It’s not every day that an airport removes a runway.
But that story tells the recent tale at William P. Hobby Airport, Houston’s oldest commercial airport with a birthdate of 1927 when it opened as a private landing field in a 600-acre pasture!
Ross Williamson, Division Manager for Airside Operations at Hobby Airport, recently discussed the runway closure and the ramifications of that move.
“A number of years ago, the FAA started looking at airfield designs and how some of the older designed airfields like Hobby needed to be brought up to the new standards for airfield design. Keep in mind that Hobby was designed many, many moons ago when aviation was young and most airfields were like a Figure 4 design,” Williamson said.
Williamson said the original design of Hobby Airport included one north-south runway and an east-west runway that intersected at 90 degrees, along with another surface at 45 degrees off those two. This airfield design was common in the early years of aviation.
“The early designs were meant for maximum wind coverage – no matter which direction the wind was blowing from, you had a runway which was generally aligned to the wind, and that’s better for aircraft to land and depart into the wind,” Williamson said.
Today’s runway-taxiway configurations are vastly improved and much safer, Williamson said, and that was the impetus for the change.
“The FAA has chosen to invest in upgrading antiquated airfield designs and bring them up to snuff to make them even safer for the airfield users,” Williamson said. “We were extremely pleased to take advantage of their funding and undertake a project to move improvements forward.”
The initial part of the project included the runway closure and demolition along with the demolition of taxiways G1, G2, G3 and part of D.
“The FAA is always interested in making things safer – for any of the pilots, customers, users, aircrafts, vehicles, and the like,” Williamson said. “My team is always out there – we want to make sure we are doing things safely.”
He noted that the now-demolished runway was only used for about two percent of operations annually at Hobby Airport.
“We are not losing efficiencies on the airfield for the most part,” he said, “but we are gaining a level of safety with the help of contractors and designers equally committed to the fitness of our airport.”
Tearing up the runway was not overly difficult or complicated, Williamson said. “It was a long process, almost 11 months of tearing up concrete and asphalt, but it went well.”
So, what is Hobby Airport now going to do with a 6,000-feet-long by 150-feet-wide strip of real estate?
“We are working through that planning right now,” Williamson said. The other part of the project is to realign Taxiways D, E, G, K and K1 which will eliminate the hot spots on the airfield. A hot spot is a location on the airfield where incidents and/or incursions are more likely to happen.
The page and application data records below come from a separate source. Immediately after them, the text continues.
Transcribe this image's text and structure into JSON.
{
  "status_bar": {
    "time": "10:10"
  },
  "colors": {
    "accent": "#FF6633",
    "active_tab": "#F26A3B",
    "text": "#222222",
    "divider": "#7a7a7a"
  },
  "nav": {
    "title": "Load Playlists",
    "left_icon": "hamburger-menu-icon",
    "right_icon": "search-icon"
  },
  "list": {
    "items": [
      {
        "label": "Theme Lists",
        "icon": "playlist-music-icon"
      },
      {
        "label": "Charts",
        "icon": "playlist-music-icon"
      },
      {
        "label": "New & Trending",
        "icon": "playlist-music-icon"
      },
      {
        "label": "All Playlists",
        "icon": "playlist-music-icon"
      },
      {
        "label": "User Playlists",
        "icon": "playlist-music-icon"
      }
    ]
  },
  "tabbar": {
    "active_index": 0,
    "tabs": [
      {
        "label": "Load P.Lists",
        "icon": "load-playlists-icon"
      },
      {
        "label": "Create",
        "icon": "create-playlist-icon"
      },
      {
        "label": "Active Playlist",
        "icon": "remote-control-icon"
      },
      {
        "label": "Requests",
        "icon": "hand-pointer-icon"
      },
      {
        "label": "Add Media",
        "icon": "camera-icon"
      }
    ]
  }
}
This phase of the project should begin mid- to late 2023.
“Eventually, we are going to have five properly realigned taxiways,” Williamson said, “incorporating 21st century airfield design principles into the equation.”